EXERCISE: Where a line of the material contains the string "tasks", copy that line.

======== DATA SHOWN

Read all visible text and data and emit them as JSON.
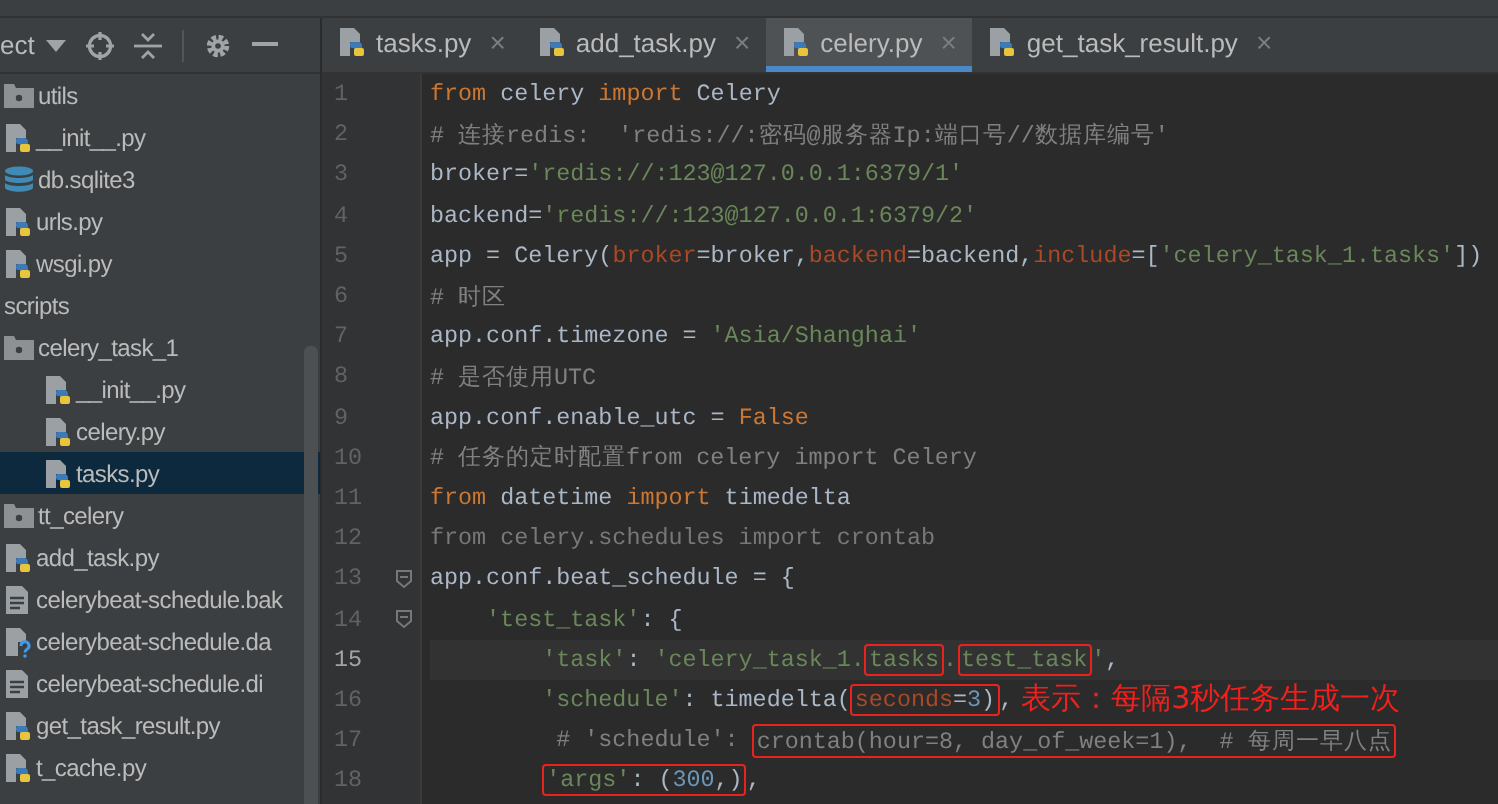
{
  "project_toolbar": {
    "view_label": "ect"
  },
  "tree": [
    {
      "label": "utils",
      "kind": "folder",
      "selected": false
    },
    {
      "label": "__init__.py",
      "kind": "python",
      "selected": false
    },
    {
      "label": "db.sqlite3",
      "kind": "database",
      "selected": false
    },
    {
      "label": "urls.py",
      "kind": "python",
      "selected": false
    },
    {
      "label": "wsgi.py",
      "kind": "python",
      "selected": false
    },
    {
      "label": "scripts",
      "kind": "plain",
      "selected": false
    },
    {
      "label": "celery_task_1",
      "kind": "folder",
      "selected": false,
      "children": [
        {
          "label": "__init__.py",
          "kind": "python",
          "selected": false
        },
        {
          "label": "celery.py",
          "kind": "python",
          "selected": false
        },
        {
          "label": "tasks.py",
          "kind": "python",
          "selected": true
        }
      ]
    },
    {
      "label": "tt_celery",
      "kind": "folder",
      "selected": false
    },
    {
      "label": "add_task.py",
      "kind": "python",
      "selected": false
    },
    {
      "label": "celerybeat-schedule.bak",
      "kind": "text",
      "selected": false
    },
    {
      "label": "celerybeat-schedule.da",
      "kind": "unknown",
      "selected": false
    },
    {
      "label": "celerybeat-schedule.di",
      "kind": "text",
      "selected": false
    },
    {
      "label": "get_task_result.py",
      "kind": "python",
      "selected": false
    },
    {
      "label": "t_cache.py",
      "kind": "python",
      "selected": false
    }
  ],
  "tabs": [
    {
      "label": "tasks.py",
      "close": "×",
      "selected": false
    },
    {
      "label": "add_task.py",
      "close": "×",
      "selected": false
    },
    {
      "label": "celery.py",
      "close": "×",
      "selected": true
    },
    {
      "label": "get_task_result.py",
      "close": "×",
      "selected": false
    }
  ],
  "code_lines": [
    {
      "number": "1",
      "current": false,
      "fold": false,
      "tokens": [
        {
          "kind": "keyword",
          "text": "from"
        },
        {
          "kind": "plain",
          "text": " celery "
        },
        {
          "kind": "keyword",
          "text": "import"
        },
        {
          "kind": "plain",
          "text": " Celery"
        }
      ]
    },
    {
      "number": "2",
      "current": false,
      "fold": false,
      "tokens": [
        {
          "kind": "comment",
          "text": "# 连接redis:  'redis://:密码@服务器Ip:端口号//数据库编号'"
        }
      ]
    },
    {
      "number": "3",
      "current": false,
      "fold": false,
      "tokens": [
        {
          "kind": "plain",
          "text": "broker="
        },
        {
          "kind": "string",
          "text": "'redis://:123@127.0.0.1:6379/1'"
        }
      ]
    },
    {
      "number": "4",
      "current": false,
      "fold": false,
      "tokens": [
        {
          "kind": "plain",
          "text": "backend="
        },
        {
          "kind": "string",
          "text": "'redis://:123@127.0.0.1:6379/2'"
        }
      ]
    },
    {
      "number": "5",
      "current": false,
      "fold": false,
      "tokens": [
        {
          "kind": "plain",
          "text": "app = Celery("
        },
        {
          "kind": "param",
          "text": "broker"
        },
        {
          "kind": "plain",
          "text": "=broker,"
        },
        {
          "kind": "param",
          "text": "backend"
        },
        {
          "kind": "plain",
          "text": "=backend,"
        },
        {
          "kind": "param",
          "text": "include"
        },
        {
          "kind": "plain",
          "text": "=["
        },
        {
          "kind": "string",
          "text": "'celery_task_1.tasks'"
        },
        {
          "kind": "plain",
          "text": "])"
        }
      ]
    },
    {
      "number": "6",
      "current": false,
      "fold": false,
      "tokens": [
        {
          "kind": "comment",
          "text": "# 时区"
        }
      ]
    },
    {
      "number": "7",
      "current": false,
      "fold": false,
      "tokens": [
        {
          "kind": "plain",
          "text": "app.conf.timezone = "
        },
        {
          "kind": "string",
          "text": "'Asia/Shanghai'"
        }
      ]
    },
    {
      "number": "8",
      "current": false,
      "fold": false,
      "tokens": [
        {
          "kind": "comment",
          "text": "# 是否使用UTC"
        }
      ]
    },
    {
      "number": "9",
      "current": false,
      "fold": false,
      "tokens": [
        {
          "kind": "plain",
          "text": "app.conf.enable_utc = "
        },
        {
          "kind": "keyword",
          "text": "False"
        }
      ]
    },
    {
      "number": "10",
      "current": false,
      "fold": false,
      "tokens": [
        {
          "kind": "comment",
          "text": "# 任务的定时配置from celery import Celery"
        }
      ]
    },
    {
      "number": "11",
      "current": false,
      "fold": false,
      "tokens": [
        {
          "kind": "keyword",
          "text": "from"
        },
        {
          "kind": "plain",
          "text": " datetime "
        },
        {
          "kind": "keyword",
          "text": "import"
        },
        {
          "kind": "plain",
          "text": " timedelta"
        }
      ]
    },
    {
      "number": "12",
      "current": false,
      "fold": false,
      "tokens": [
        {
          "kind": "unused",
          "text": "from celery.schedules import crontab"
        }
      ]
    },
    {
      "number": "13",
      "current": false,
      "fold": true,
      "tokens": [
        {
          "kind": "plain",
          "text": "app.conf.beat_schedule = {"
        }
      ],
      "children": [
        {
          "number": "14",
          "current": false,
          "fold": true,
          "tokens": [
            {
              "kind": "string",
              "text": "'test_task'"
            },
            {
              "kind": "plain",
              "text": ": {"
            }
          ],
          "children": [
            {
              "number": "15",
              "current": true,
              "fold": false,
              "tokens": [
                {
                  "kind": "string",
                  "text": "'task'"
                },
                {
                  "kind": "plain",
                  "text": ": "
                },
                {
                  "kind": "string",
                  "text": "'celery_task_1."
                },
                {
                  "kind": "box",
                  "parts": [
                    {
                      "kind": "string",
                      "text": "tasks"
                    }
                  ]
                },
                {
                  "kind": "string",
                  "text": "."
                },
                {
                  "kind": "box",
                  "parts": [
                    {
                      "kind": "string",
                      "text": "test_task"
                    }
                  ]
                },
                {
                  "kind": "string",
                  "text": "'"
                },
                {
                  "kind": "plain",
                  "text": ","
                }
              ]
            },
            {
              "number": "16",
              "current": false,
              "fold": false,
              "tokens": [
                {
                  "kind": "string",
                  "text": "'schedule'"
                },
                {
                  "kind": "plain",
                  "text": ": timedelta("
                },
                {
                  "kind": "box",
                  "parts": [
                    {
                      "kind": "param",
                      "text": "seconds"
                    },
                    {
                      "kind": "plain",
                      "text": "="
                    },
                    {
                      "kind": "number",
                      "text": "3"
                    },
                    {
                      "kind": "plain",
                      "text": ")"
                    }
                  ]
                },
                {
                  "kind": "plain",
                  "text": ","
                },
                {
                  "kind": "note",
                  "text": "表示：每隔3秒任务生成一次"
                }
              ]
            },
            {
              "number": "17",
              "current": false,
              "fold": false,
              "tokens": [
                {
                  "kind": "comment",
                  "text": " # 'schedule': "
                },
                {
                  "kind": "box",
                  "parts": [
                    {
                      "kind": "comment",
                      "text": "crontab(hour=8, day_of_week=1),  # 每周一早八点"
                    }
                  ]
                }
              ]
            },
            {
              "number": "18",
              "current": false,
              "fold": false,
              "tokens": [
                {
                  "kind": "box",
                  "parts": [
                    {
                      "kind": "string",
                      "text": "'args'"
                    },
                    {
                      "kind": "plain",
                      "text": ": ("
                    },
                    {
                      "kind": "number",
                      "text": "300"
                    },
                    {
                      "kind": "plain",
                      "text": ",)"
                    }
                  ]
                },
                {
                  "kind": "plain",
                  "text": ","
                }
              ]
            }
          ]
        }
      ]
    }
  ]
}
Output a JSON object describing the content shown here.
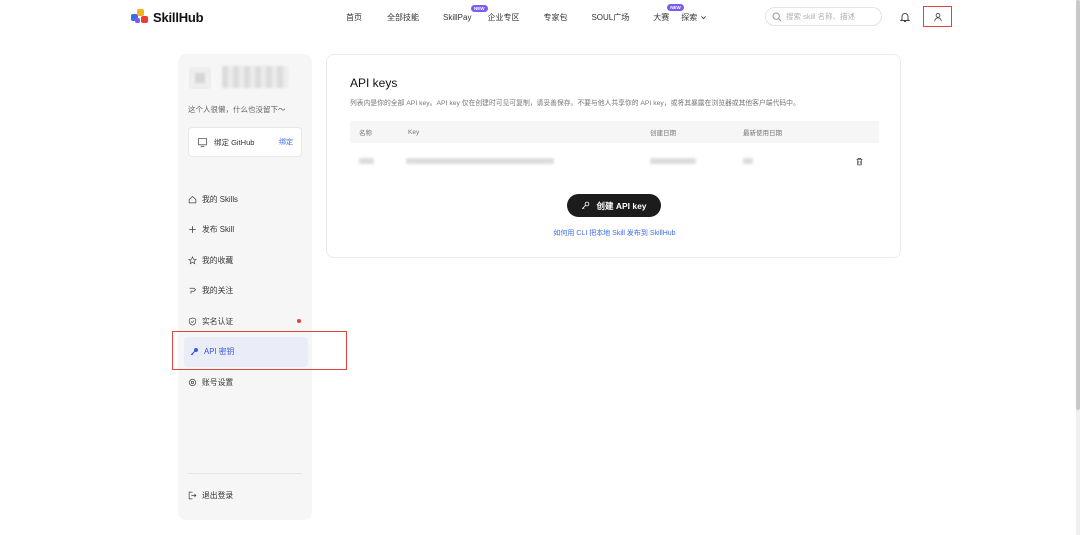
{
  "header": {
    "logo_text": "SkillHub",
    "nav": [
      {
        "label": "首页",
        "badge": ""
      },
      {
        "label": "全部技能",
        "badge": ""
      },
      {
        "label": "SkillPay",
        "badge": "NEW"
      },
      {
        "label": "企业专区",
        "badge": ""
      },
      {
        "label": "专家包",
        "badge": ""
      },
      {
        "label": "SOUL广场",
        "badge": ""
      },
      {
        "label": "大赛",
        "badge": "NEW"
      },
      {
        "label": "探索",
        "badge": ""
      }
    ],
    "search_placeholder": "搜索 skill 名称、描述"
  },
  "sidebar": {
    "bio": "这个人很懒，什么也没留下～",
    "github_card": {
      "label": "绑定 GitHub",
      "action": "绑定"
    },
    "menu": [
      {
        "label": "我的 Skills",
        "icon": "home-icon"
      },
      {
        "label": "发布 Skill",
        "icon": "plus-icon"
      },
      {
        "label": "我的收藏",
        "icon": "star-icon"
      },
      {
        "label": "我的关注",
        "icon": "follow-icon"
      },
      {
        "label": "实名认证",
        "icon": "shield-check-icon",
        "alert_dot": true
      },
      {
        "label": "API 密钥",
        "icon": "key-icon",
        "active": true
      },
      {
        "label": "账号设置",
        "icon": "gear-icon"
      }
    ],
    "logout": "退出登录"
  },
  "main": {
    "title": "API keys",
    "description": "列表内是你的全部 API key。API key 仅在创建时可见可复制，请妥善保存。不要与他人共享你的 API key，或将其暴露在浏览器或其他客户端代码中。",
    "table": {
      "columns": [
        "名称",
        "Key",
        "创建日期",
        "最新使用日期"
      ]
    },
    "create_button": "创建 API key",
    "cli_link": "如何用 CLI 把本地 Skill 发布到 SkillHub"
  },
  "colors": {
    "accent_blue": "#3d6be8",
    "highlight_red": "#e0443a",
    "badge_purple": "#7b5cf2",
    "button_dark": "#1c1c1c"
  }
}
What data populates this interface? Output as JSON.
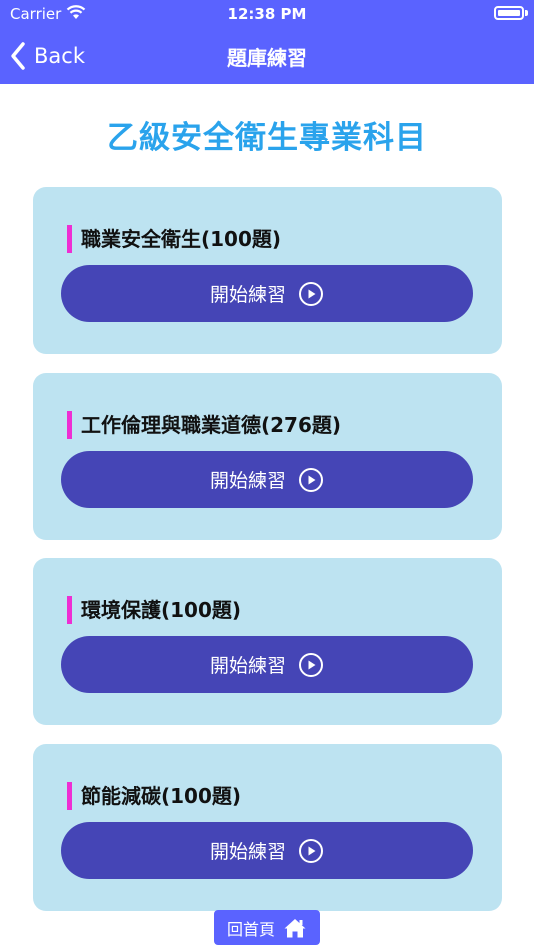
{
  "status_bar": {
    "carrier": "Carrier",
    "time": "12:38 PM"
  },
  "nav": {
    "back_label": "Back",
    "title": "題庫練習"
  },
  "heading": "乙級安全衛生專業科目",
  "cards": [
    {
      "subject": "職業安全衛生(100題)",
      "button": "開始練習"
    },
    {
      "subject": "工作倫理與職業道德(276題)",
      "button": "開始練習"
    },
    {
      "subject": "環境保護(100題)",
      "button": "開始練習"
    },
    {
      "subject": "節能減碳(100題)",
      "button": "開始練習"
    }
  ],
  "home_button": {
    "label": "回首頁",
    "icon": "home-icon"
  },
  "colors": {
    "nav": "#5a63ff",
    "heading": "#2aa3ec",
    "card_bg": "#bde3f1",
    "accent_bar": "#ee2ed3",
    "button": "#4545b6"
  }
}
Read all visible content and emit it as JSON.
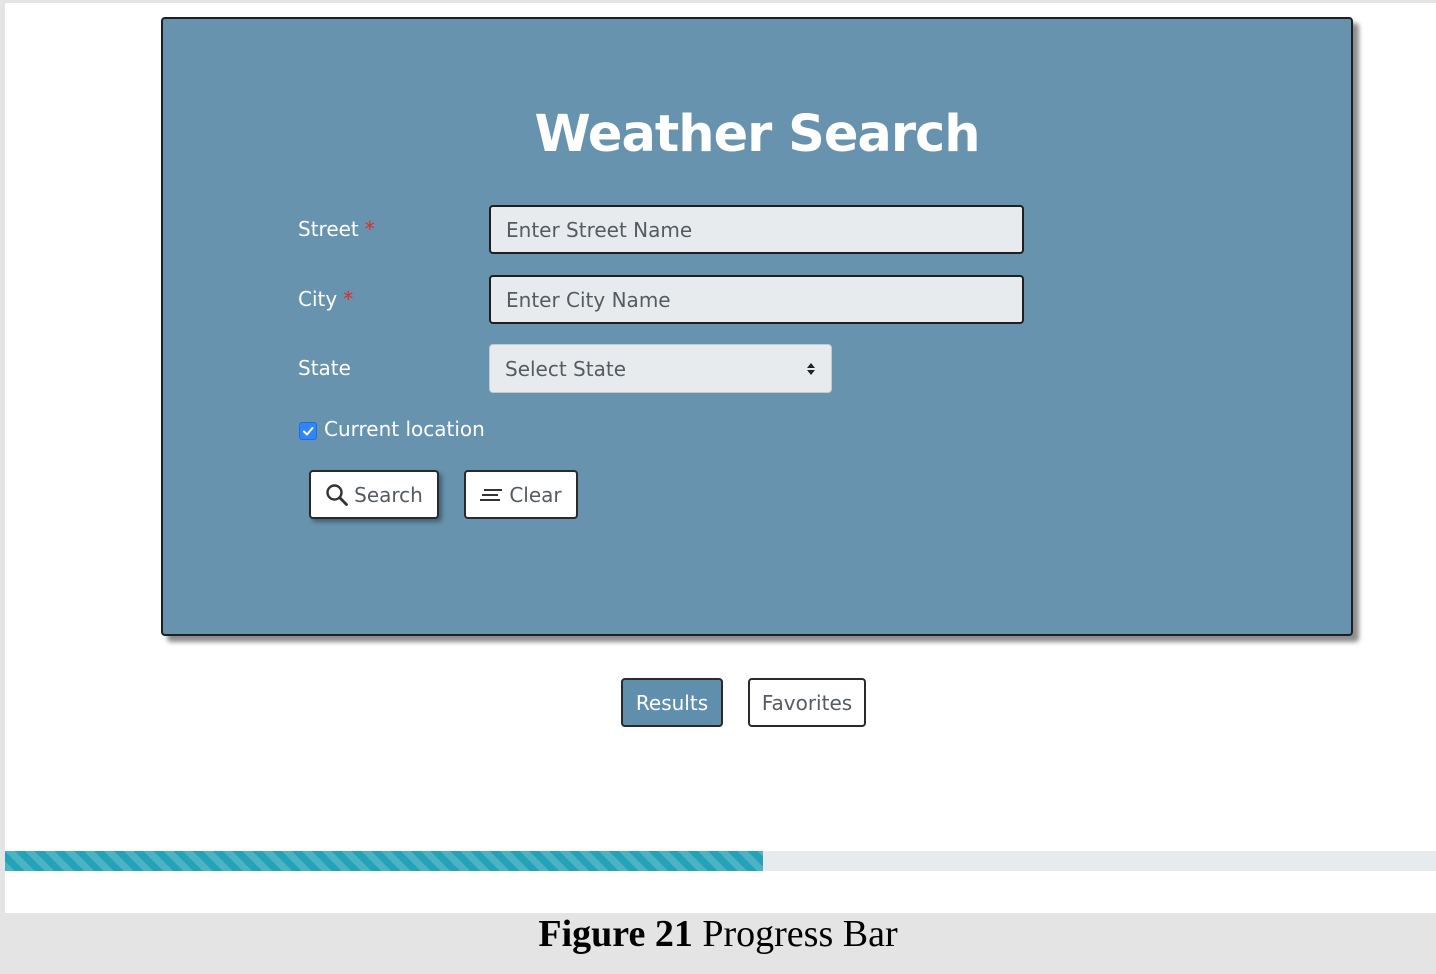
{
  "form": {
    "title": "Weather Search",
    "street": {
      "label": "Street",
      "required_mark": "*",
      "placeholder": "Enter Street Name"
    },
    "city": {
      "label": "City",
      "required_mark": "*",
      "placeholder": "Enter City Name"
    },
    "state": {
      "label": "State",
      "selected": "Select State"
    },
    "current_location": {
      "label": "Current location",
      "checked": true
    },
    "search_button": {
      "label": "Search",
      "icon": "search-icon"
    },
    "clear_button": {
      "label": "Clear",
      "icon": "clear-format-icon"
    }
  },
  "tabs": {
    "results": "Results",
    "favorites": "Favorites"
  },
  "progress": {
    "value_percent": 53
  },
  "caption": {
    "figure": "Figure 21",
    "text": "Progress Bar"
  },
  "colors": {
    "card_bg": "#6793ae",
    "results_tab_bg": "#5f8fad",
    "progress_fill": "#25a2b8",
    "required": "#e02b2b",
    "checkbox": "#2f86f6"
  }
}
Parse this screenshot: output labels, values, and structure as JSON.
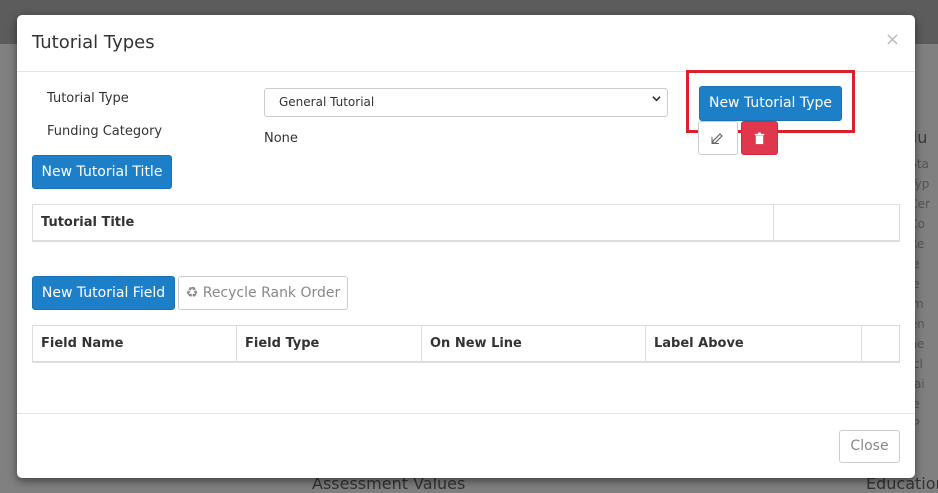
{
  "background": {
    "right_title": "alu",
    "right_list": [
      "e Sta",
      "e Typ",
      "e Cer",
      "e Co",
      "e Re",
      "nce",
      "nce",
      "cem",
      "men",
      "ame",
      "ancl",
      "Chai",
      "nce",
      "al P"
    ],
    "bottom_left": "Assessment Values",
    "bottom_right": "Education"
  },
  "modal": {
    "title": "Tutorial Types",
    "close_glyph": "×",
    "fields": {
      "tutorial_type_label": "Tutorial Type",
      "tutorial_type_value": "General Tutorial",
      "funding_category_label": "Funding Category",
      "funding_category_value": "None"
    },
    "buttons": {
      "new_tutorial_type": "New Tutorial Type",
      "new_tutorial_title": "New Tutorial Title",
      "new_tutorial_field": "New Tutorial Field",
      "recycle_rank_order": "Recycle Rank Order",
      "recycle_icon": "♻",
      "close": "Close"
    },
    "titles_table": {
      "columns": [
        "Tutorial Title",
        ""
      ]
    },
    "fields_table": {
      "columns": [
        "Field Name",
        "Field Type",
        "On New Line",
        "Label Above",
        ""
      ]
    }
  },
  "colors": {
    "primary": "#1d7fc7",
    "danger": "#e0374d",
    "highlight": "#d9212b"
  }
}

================

PROBLEM SOLUTION:
          "label": "tasks.py",
      "label": "tasks.py",
          "text": "'celery_task_1.tasks'"
                      "text": "tasks"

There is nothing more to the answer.